Among the entries below, how many lines contain the string "will"? Reply with that number alone.

Top of RECORDS SHOWN

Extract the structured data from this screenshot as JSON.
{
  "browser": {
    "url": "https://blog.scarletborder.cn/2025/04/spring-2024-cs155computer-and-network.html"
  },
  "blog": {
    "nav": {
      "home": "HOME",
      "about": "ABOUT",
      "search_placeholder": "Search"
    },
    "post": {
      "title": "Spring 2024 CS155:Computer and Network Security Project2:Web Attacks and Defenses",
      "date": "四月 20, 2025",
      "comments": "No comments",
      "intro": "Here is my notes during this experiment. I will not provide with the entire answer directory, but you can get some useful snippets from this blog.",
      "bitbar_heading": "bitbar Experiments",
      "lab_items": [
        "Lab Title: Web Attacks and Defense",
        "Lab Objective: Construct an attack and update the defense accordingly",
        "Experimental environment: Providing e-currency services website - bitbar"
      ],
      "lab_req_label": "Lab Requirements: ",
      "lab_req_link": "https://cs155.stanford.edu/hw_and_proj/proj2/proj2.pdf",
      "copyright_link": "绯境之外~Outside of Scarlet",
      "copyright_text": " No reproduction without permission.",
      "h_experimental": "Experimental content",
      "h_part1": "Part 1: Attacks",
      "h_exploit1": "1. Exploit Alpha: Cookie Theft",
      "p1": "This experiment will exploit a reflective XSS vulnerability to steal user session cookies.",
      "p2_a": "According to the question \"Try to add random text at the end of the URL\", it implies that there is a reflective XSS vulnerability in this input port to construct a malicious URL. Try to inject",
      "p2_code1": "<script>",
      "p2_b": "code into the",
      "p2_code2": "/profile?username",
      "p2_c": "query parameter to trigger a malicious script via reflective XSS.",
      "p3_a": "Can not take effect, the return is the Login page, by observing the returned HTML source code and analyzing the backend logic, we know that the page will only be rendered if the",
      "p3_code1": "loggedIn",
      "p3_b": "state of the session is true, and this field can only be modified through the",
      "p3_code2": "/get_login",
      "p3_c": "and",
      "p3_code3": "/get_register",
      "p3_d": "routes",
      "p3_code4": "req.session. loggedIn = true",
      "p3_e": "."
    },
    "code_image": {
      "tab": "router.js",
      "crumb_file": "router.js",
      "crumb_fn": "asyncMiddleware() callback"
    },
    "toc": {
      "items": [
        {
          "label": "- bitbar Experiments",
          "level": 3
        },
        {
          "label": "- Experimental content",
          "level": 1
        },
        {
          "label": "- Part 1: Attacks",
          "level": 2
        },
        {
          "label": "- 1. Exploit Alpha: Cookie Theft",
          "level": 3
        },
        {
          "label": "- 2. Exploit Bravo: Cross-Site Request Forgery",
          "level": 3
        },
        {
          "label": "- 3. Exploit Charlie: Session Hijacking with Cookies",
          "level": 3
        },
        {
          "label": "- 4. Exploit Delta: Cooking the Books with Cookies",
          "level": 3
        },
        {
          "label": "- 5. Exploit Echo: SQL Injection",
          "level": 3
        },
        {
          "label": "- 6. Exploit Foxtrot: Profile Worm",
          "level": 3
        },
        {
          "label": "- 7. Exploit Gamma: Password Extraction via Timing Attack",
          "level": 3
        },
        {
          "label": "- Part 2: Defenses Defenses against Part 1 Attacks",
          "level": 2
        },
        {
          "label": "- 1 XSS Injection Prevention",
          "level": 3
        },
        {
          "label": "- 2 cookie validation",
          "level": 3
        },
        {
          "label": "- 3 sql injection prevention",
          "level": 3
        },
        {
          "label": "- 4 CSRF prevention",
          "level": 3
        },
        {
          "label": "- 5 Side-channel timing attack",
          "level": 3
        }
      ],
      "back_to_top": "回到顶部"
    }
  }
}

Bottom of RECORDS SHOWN

ANSWER TO THE PROBLEM =>
3